Gustav damages seawall, creates North Shore lake
|Go with the gusto|
The seawall in the 860-870 block of North Shore Drive in Anna Maria was damaged by waves generated when Hurricane Gustav passed some 300 miles from the Island. Islander Photo: Rick Catlin
Anna Maria residents whose property suffered beach erosion damage or the loss of a seawall from the passing of Hurricane Gustav might wish they lived within the .6 mile portion of Anna Maria beaches that will be included in the next renourishment project.
Being outside that zone appears to leave Joe Zambito, the owner of the property at 869 N. Shore Drive, out of luck.
Waves generated by the hurricane tore through the seawall at his property and people were forced to haul in sandbags to prevent damage to the house. Neighboring homes also were affected by the storm, and these owners also brought in sand bags and sand. Those seawalls bore up under the brunt of the waves.
While efforts to reach Zambito were unsuccessful, resident Joan Dickinson at 865 N. Shore said she barely escaped serious damage from the storm.
“There was a lava flow of sand and water that extended around my home, flooded my driveway and yard. Luckily, my seawall held,” she said. She had recently added a large amount of sand around her property — before the storm — that helped prevent any major damage or loss, she said.
Dickinson purchased her home in 1998 and the seawall does not appear to be one of the original walls that some believe may have been constructed in the 1930s.
North Shore Drive resident Tom Turner, who has been coming to Anna Maria since the early 1950s, and a resident since the 1960s, said the seawall at the Zambito property and similar ones on North Shore “have always been there. No one was ever sure who put them in, or when.”
But Dickinson has more issues with the city than just her seawall. She blames the city’s recently completed drainage project for contributing to the “lake” that surrounded her property during the storm and subsequent rainfall.
The North Shore Drive-Gladiolus drainage project “is a failure,” Dickinson said. She noted that as early as 2006 she sought to determine where swale water from the project would go, but the engineer for the project told her that impact studies of that kind were “too expensive.”
“This gross mismanagement of taxpayer dollars is inexcusable,” Dickinson said, adding that she had told the city in 2006 that the system would be “ineffective.”
While Dickinson was lucky, Zambito may have to replace his seawall.
According to a recent vote of the Manatee County Commission, only the .6 mile portion of beach near the Sandbar Restaurant in Anna Maria that was part of the 2002 renourishment project will be included in the renourishment cycle to begin in 2011-12. That excludes North Shore Drive, although the northernmost beach area and bayfront is considered “critically eroded” by the Florida Department of Environmental Protection.

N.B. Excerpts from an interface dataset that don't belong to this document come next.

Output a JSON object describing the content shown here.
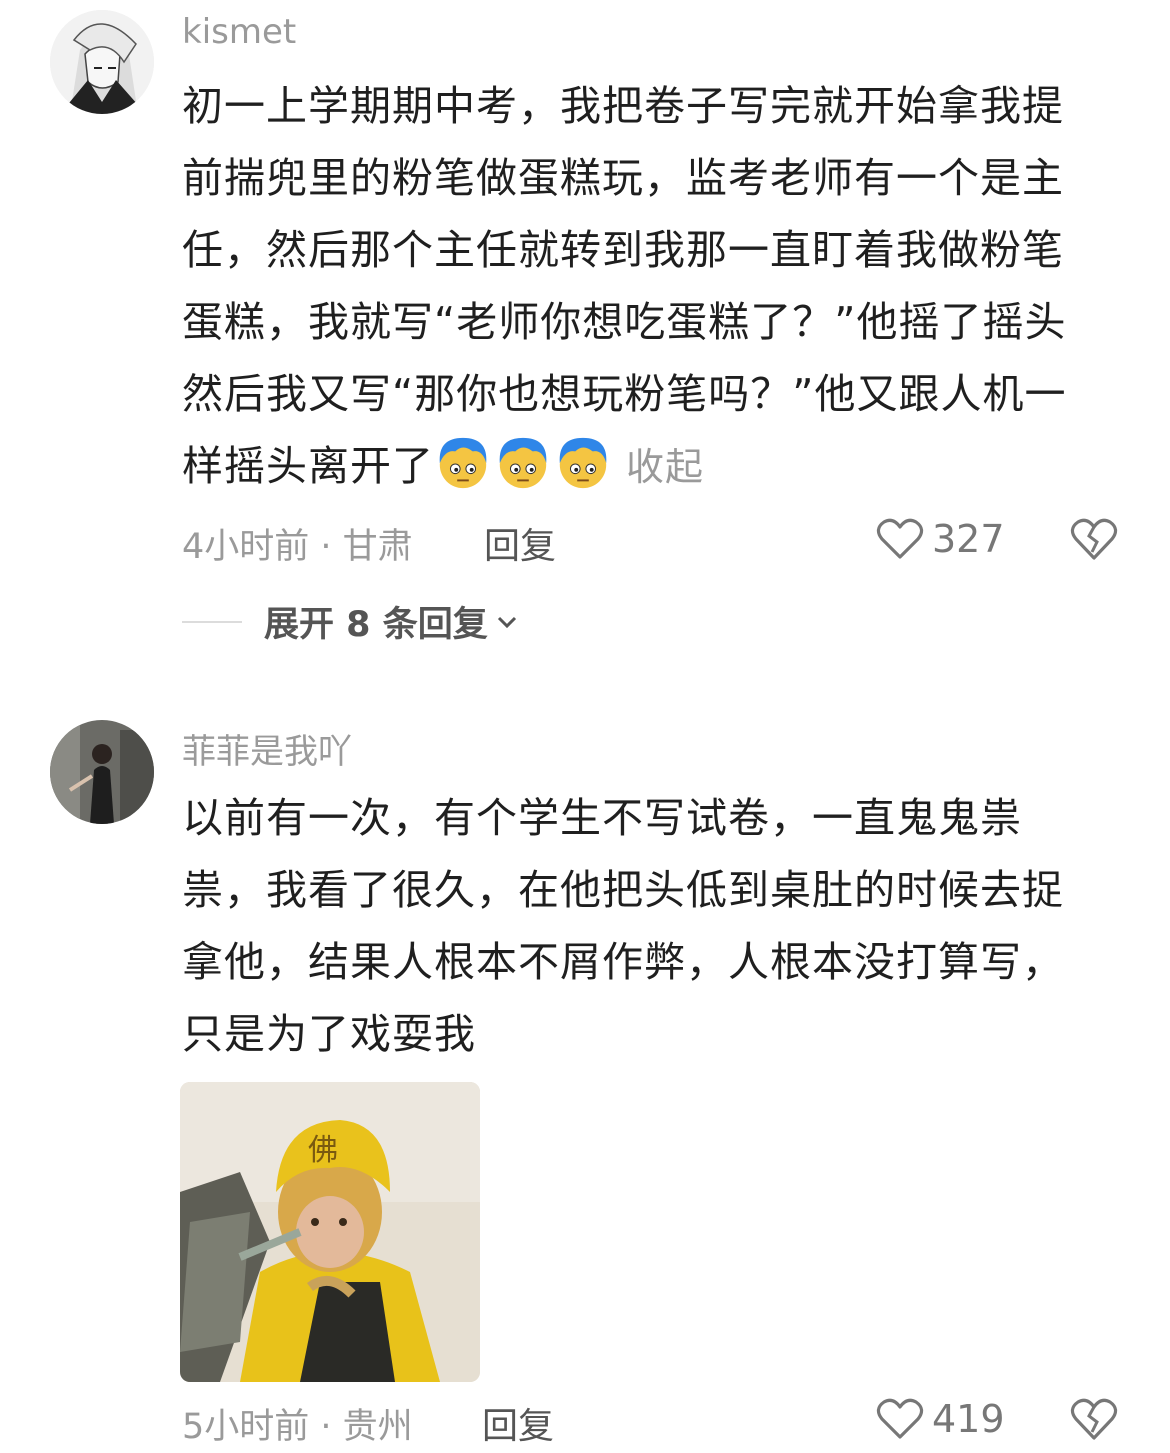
{
  "comments": [
    {
      "username": "kismet",
      "lines": [
        "初一上学期期中考，我把卷子写完就开始拿我提",
        "前揣兜里的粉笔做蛋糕玩，监考老师有一个是主",
        "任，然后那个主任就转到我那一直盯着我做粉笔",
        "蛋糕，我就写“老师你想吃蛋糕了？”他摇了摇头",
        "然后我又写“那你也想玩粉笔吗？”他又跟人机一",
        "样摇头离开了"
      ],
      "emoji_icons": [
        "blue-hair-face-emoji",
        "blue-hair-face-emoji",
        "blue-hair-face-emoji"
      ],
      "collapse_label": "收起",
      "meta": "4小时前 · 甘肃",
      "reply_label": "回复",
      "likes": "327",
      "expand_replies": "展开 8 条回复"
    },
    {
      "username": "菲菲是我吖",
      "lines": [
        "以前有一次，有个学生不写试卷，一直鬼鬼祟",
        "祟，我看了很久，在他把头低到桌肚的时候去捉",
        "拿他，结果人根本不屑作弊，人根本没打算写，",
        "只是为了戏耍我"
      ],
      "sticker": "monkey-king-sticker",
      "meta": "5小时前 · 贵州",
      "reply_label": "回复",
      "likes": "419"
    }
  ],
  "colors": {
    "meta_gray": "#9a9a9a",
    "text": "#1f1f1f",
    "icon_gray": "#777777"
  }
}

Manatee County Natural Resources Department director Charlie Hunsicker included several Anna Maria beach areas identified by the DEP as “critically eroded” when he presented the renourishment project to the commission in May, including the beach in front of the Dickinson and Zambito properties.
County commissioners, however, decided the budget only has enough money to renourish those areas that were included in the 2002 effort.
Many Anna Maria beachfront property owners opted out of that project by declining to provide easements and those areas are now are ineligible for state and federal renourishment funds that supplement the county’s funding for the project.
But all may not be lost for Dickinson and Zambito.
Dickinson said she contacted U.S. Rep. Vern Buchanan’s office and was told that some Federal Emergency Management Agency funds for “hazard mitigation” might be available to rebuild any damaged seawalls. Buchanan’s local telephone number is 941-708-4968.
In addition, Anna Maria Mayor Fran Barford said she will continue to push for a meeting with county commissioners regarding beach renourishment, and she’s got an ally in some members of the Tourism Development Council, including Sandbar owner Ed Chiles and Holmes Beach City Commissioner Sandy Haas-Martens.
The TDC will hold a November workshop to discuss potential funding sources to pay for renourishment of the worst erosion on Anna Maria beaches.
Hunsicker said he’s also pushing for a November city-county commission meeting prior to the TDC workshop.
On another positive note, Hunsicker said he’s aware of available funding for the portion of Anna Maria denied sand by the county commission, but he would “prefer to wait until everyone is available and present at a meeting” before discussing those options.
If the Anna Maria beaches considered “critically eroded” are included in the next renourishment project, the cost for the entire project has been estimated at $16 million.